    There is no need for a 20% down law when when Government “does not” guaranty loans and bail out looser. When there are consequence to your actions the need for rules diminishes proportionally.

  • Everyman

    That is WRONG SS, because the basic timeline refutes that. The Crash was in March 2008. So how do you think ZH was starting then? Your response is another like those that pillary FoxNews and do not even watch, you jump to idiotic uninformed conclusions and the facts and truth be damned.

    ZH has been reporting on this particular issue for TWO YEARS, so even the slow children can get it, and it is backed up with facts and really data. Most of what I see on the PUMPER DUMPER blogs that are basically BTFD are not worth dog poo. Nothing, no analysis, other that “You can’t fight the FED”, or “GREEN SHOOTS”, or my persona favorite that shows a complete lack of ability in basic analysis, “the trend is your friend”.

    NOTHING can be inferred with the level of manipulation or the resultant damage done by these f-ing idiots at the FED. They are criminals helping ceiminal banker cabal. They need to choose, country or profits. You want to argue “Free Market”< fine then, let's not back or bailout losers that take on too much risk and then cry when it goes south.

    ALL of those idiots at GS, AIG, MS, JPM that go on and on about "free markets" and the necessity in their mind of minimal regulations is the equivalent of criminals complaining about confidence and theft laws. Anyone that thinks these guys are brilliant are following putrid sewer filth. Simple as that, this is not the "high water mark" of capitalism. It is the High water mark of corruption and generational theft.

    Buy a clue dude.

  • JWG

    ZIRP, QE and trillions in deficits are arrayed against powerful deflationary forces in the context of institutional corruption and a leadership vacuum in the USA, and increasing instability abroad due at least in part to US monetary policy. There are inevitably going to be huge imbalances in key economic variables that will lead us to say, after the next explosion and crash, that it was all so obvious. The problem is that when we are living in the middle of the scenario it isn’t so obvious.

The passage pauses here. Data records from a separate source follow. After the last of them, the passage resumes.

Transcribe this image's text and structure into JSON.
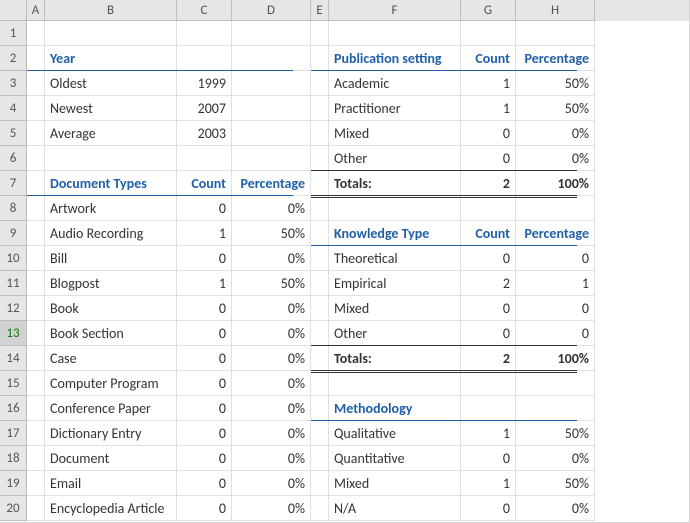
{
  "columns": [
    "A",
    "B",
    "C",
    "D",
    "E",
    "F",
    "G",
    "H"
  ],
  "rows": [
    "1",
    "2",
    "3",
    "4",
    "5",
    "6",
    "7",
    "8",
    "9",
    "10",
    "11",
    "12",
    "13",
    "14",
    "15",
    "16",
    "17",
    "18",
    "19",
    "20"
  ],
  "selectedRow": "13",
  "year": {
    "header": "Year",
    "rows": [
      {
        "label": "Oldest",
        "value": "1999"
      },
      {
        "label": "Newest",
        "value": "2007"
      },
      {
        "label": "Average",
        "value": "2003"
      }
    ]
  },
  "docTypes": {
    "header": "Document Types",
    "countHeader": "Count",
    "pctHeader": "Percentage",
    "rows": [
      {
        "label": "Artwork",
        "count": "0",
        "pct": "0%"
      },
      {
        "label": "Audio Recording",
        "count": "1",
        "pct": "50%"
      },
      {
        "label": "Bill",
        "count": "0",
        "pct": "0%"
      },
      {
        "label": "Blogpost",
        "count": "1",
        "pct": "50%"
      },
      {
        "label": "Book",
        "count": "0",
        "pct": "0%"
      },
      {
        "label": "Book Section",
        "count": "0",
        "pct": "0%"
      },
      {
        "label": "Case",
        "count": "0",
        "pct": "0%"
      },
      {
        "label": "Computer Program",
        "count": "0",
        "pct": "0%"
      },
      {
        "label": "Conference Paper",
        "count": "0",
        "pct": "0%"
      },
      {
        "label": "Dictionary Entry",
        "count": "0",
        "pct": "0%"
      },
      {
        "label": "Document",
        "count": "0",
        "pct": "0%"
      },
      {
        "label": "Email",
        "count": "0",
        "pct": "0%"
      },
      {
        "label": "Encyclopedia Article",
        "count": "0",
        "pct": "0%"
      }
    ]
  },
  "pubSetting": {
    "header": "Publication setting",
    "countHeader": "Count",
    "pctHeader": "Percentage",
    "rows": [
      {
        "label": "Academic",
        "count": "1",
        "pct": "50%"
      },
      {
        "label": "Practitioner",
        "count": "1",
        "pct": "50%"
      },
      {
        "label": "Mixed",
        "count": "0",
        "pct": "0%"
      },
      {
        "label": "Other",
        "count": "0",
        "pct": "0%"
      }
    ],
    "totals": {
      "label": "Totals:",
      "count": "2",
      "pct": "100%"
    }
  },
  "knowledge": {
    "header": "Knowledge Type",
    "countHeader": "Count",
    "pctHeader": "Percentage",
    "rows": [
      {
        "label": "Theoretical",
        "count": "0",
        "pct": "0"
      },
      {
        "label": "Empirical",
        "count": "2",
        "pct": "1"
      },
      {
        "label": "Mixed",
        "count": "0",
        "pct": "0"
      },
      {
        "label": "Other",
        "count": "0",
        "pct": "0"
      }
    ],
    "totals": {
      "label": "Totals:",
      "count": "2",
      "pct": "100%"
    }
  },
  "methodology": {
    "header": "Methodology",
    "rows": [
      {
        "label": "Qualitative",
        "count": "1",
        "pct": "50%"
      },
      {
        "label": "Quantitative",
        "count": "0",
        "pct": "0%"
      },
      {
        "label": "Mixed",
        "count": "1",
        "pct": "50%"
      },
      {
        "label": "N/A",
        "count": "0",
        "pct": "0%"
      }
    ]
  }
}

  • http://www.covel.com Michael Covel

    B Ferro, correct on TF. My post here was not trading advice, nor a prediction, just a political/economic observation.